A female grey whale was found dead in the waters off Boundary Bay Wednesday morning. (Contributed photo)

Sixth grey whale found dead off B.C. coast in 2019

Marine mammal response team and Coast Guard are in the waters off Centennial Beach

Fishery officers are in Boundary Bay today (Wednesday), after a dead grey whale was found in the waters off Centennial Beach.

Paul Cottrell, a South Surrey resident and assistant marine mammal co-ordinator for Fisheries and Oceans Canada, told Peace Arch News the animal – which he located Tuesday while out checking on grey whales – is a large female, measuring 13 to 16 metres.

No obvious signs of trauma can be seen, Cottrell said from aboard the fishery vessel.

Members of the marine mammal response program are securing the animal and working with DFO and the Canadian Coast Guard hovercraft to tow the animal for necropsy, he added.

According to a May 31 Fisheries and Oceans Canada report, five grey whales have been found dead along the B.C. coast in the past two months – including three on the shores of Haidi Gwaii – “which is an upward trend from recent years.”

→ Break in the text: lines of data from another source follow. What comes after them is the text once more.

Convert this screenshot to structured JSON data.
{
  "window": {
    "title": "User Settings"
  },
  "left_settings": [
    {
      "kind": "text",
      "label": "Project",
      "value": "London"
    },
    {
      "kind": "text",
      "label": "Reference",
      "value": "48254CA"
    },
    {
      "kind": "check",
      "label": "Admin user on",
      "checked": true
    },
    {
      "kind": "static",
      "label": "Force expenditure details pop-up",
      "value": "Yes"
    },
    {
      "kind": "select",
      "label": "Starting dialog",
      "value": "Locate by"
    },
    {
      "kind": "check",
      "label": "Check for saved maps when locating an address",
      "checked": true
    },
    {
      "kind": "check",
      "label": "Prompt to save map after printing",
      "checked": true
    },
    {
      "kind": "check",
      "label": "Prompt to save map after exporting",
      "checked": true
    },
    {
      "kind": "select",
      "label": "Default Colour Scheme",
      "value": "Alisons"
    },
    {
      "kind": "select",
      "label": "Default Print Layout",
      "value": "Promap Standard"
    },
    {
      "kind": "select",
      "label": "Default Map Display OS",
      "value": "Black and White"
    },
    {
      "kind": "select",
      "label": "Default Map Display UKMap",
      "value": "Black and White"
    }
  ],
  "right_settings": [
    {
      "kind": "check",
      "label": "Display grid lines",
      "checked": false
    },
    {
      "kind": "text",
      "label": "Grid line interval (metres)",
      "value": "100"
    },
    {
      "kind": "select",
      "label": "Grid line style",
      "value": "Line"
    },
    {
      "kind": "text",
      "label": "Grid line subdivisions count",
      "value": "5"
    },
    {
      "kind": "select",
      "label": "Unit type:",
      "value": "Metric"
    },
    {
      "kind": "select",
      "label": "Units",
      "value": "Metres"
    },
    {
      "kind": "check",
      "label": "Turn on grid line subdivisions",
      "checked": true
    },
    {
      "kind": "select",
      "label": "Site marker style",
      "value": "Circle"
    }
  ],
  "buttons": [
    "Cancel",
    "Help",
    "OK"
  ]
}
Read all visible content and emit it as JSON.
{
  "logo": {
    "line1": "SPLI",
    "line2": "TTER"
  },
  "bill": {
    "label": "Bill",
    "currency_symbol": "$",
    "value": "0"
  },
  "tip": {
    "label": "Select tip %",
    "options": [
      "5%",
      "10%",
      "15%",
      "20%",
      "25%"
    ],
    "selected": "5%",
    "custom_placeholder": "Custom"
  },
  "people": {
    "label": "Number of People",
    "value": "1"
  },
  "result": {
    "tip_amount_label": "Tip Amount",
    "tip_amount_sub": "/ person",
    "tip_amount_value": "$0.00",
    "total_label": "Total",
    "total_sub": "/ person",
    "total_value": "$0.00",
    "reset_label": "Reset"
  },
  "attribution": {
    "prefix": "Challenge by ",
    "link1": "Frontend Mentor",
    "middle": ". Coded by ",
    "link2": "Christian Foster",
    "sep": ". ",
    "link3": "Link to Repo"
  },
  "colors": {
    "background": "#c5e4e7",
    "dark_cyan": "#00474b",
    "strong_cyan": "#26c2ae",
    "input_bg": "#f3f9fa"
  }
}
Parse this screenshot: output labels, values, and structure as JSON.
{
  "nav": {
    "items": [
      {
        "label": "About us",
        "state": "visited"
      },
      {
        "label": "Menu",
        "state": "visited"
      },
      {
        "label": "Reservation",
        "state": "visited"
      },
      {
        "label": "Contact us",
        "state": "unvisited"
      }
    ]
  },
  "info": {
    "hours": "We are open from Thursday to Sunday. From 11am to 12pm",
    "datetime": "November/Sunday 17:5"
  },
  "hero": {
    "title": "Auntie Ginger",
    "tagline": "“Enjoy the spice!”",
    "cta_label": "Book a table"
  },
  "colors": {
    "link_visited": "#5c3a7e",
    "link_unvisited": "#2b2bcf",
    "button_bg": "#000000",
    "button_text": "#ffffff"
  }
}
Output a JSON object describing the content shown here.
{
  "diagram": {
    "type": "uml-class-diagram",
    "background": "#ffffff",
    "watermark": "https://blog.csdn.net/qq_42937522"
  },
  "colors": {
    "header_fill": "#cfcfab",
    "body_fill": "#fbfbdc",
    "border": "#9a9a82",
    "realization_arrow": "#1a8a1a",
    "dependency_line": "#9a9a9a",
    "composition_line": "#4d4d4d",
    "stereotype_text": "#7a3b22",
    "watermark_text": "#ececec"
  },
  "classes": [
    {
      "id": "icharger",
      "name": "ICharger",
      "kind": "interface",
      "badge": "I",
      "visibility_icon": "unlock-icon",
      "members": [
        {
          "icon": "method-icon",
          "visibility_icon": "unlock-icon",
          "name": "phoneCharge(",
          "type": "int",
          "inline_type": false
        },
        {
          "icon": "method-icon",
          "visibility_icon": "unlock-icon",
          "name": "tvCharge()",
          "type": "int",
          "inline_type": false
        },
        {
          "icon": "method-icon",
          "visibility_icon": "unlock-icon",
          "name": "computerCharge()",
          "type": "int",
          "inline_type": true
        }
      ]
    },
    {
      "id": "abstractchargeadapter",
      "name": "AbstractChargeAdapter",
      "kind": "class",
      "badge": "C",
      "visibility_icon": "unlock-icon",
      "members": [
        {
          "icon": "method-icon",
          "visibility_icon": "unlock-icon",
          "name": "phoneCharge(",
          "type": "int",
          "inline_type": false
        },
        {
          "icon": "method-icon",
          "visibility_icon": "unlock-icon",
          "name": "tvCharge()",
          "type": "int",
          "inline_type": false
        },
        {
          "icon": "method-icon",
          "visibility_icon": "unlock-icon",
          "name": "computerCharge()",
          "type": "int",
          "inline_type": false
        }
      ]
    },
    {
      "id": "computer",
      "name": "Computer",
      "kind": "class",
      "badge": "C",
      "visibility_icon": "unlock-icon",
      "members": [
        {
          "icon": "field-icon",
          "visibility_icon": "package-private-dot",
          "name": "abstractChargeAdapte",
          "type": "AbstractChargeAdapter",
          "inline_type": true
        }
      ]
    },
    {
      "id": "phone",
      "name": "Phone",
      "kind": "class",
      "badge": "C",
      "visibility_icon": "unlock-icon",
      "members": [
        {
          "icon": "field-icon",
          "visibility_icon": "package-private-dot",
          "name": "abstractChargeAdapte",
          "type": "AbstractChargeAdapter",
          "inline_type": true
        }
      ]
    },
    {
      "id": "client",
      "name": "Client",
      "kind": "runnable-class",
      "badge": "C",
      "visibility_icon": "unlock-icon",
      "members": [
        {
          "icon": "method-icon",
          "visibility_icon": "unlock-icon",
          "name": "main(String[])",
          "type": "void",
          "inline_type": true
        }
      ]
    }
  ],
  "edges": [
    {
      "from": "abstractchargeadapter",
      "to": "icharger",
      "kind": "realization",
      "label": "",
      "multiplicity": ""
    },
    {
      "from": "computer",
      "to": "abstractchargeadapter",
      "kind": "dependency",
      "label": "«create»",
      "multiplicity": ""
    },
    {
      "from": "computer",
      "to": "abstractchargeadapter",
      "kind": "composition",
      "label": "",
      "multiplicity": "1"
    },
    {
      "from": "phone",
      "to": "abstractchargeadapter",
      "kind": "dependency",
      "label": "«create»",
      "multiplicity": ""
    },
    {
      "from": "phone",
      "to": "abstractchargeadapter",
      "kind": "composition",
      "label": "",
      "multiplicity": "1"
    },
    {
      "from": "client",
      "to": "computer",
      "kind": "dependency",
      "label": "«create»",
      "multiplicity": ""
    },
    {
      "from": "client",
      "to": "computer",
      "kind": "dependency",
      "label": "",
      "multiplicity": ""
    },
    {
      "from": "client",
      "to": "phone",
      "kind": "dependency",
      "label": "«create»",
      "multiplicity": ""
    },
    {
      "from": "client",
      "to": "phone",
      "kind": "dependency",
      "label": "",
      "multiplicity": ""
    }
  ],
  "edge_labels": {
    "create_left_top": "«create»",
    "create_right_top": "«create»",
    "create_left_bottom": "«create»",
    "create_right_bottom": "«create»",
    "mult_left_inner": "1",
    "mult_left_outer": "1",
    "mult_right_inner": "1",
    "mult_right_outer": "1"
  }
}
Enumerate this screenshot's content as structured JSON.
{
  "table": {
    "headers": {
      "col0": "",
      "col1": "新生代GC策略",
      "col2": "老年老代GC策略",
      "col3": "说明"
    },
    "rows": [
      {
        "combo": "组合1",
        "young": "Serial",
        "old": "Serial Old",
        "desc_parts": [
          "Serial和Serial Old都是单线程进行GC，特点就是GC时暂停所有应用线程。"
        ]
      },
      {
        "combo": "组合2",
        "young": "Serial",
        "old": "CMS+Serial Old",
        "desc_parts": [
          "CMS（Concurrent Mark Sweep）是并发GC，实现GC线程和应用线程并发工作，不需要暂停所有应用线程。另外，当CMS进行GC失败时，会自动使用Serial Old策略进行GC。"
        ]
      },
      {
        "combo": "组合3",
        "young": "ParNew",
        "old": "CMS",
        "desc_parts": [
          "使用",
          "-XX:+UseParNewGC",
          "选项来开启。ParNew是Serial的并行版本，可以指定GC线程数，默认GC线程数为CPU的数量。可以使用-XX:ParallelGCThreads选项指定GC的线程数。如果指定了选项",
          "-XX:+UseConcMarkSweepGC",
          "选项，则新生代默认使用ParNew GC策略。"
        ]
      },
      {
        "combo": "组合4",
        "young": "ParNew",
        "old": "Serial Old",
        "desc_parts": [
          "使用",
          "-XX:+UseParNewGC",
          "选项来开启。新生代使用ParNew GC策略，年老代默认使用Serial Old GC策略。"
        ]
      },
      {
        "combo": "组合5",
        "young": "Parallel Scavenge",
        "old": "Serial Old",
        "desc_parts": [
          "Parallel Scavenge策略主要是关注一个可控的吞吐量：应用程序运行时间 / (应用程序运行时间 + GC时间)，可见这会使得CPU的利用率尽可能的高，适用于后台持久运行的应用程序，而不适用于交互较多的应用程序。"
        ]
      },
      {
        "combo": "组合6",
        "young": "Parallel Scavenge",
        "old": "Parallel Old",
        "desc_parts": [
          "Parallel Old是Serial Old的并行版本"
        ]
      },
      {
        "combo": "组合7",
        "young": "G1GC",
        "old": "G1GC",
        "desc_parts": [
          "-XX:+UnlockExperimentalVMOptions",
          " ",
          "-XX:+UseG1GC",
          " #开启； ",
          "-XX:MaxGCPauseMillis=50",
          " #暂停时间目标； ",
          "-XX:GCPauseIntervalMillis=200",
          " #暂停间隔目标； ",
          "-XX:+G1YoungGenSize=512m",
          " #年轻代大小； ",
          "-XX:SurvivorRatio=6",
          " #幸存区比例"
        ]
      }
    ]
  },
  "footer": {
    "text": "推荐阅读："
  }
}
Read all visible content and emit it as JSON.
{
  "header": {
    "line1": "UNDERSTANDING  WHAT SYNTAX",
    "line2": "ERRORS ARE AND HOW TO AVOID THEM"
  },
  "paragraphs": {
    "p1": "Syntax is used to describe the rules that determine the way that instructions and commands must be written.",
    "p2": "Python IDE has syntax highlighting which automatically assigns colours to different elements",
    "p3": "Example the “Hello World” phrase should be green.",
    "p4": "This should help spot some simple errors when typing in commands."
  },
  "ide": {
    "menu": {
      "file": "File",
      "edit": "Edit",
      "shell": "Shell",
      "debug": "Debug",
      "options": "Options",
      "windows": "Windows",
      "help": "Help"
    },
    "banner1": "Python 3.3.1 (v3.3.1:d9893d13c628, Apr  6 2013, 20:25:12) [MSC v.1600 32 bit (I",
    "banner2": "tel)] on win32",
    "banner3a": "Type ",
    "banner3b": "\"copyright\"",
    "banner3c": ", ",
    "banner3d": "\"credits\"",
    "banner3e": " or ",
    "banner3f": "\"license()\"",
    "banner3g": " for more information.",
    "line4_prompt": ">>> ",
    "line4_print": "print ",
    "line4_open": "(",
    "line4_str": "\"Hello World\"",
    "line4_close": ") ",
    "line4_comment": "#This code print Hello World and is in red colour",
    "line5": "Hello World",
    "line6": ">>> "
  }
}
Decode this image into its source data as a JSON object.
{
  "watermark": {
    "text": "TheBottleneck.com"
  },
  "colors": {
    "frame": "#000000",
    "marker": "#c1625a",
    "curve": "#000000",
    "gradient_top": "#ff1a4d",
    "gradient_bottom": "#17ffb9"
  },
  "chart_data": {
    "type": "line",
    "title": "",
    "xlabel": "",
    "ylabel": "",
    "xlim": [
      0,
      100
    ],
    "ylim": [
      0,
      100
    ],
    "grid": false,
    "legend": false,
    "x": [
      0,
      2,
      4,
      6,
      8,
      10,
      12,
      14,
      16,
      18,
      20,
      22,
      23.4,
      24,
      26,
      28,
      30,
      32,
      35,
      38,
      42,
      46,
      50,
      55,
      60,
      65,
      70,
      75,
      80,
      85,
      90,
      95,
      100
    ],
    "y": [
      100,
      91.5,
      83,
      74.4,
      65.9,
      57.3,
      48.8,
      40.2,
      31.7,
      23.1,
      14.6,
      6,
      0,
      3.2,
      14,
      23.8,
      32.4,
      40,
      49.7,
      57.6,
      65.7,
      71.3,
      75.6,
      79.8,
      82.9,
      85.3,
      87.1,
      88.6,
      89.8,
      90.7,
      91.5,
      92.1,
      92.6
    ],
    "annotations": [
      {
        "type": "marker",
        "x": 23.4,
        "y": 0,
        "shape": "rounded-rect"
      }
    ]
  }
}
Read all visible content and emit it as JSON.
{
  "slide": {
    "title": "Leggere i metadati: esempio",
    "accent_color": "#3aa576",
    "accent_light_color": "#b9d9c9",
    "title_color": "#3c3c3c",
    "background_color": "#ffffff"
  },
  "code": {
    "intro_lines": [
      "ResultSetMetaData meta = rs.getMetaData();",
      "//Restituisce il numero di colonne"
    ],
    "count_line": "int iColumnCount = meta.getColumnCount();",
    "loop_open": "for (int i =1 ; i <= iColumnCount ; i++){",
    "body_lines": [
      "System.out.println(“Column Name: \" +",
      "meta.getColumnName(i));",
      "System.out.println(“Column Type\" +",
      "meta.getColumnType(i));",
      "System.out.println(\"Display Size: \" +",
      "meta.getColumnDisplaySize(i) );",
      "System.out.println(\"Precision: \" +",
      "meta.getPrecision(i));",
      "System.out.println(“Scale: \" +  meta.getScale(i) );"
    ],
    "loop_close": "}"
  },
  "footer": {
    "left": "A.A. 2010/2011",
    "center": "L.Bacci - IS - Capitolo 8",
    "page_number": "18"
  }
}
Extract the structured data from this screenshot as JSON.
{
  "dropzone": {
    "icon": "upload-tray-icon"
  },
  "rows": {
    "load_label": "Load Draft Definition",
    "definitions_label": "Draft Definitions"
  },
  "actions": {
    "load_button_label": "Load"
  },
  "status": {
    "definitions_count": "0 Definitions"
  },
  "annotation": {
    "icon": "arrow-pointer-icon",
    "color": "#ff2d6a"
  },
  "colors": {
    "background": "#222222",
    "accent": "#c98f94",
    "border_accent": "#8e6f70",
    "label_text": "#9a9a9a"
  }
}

Fisheries and Oceans Canada is working with its counterparts in the U.S and Mexico to examine the potential cause of the deaths, which are occurring on the whales’ spring migration north to summer feeding grounds, the report states.

READ MORE: UPDATE: 3 grey whales wash up on B.C. coast in uptick from previous years

READ MORE: A happy ending: Two grey whales stranded in Boundary Bay headed back to sea

READ MORE: Grey whales make ‘pit stop’ in White Rock, expert says

Strandings began Jan. 1, and as of May 20, there had been 60 in the U.S., approximately 73 in Mexico and five in Canada.

Last month, two grey whales – a mother and calf – became stranded in Boundary Bay, also near Centennial Beach, during low tide. The marine mammal response team assisted the pair back to deeper waters.

Also last month, for a span of a couple of weeks, a pair of grey whales were spotted almost daily in Semiahmoo Bay, catching the attention of many waterfront visitors. They were seen within 100 metres of the White Rock Pier.

Fisheries research scientist Thomas Doniol-Valcroze told PAN at the time that the whales’ appearance is “perfectly normal” for this time of year. They make frequent “pit stops” to find food and refuel, he said.

According to the May 31 report, the grey whale is listed as a “species of Special Concern under Canada’s Species at Risk Act,” and where possible, necropsies are conducted to both try and identify cause of death as well as if there are threats to the rest of the population.

All five grey whales found dead in B.C. so far have been necropsied or sampled by the marine mammal response team and the province, the report states.

“All the animals indicated poor body condition, with additional results expected over the next month.”

Cottrell said a necropsy on the whale found Wednesday will likely be done on Thursday (June 6).

Get local stories you won't find anywhere else right to your inbox.
Sign up here

Just Posted

Family bond strengthened through mask-making

A B.C. Indigenous youth is making face masks for firefighters after having made some for family

Indigenous company to launch First Nations banking app

A national release of the OneFeather APP anticipated no later than this summer

Illegal bear shooting investigated in Lac la Hache area

BC Conservation served violation tickets on the hunter and the bear was seized

FOREST INK: Ithaka Institute in Switzerland continues with biochar research

My experience to date with biochar was mainly its use as a… Continue reading

RANCH MUSINGS: Is isolation enough already? A view from real isolation

In so many ways, we are blessed with being different from them

VIDEO: Injured bald eagle rescued in B.C. First Nations community

Bird suspected injured in fight, whisked off to Coquitlam rehab

Facing changes together: Your community, your journalists

Thanks for helping the Williams Lake Tribune continue its mission to provide trusted local news

Toronto Raptors’ Ujiri says conversations about racism can no longer be avoided

Thousands have protested Floyd’s death and repeated police killings of black men across the United States

‘I’m afraid’: Witnesses of wolf attack on senior near Prince Rupert worried about safety

Frank Russ shows where the unprovoked wolf attacked his father

Protesters prepare to rally against racism in front of Vancouver Art Gallery

Rally is in response to the deaths of black Americans and a Toronto woman

Protesters rally against anti-black, Indigenous racism in Toronto

Police estimated the crowd to be between 3,500 and 4,000 and said there was no violence

Feds earmark $1.5M to support recovery of B.C., Indigenous tourism

B.C. money will be split between Vancouver Island and Indigenous tourism

‘We’re sick of it’: Anger over police killings shatters U.S.

Tens of thousands marched to protest the death of George Floyd

Most Read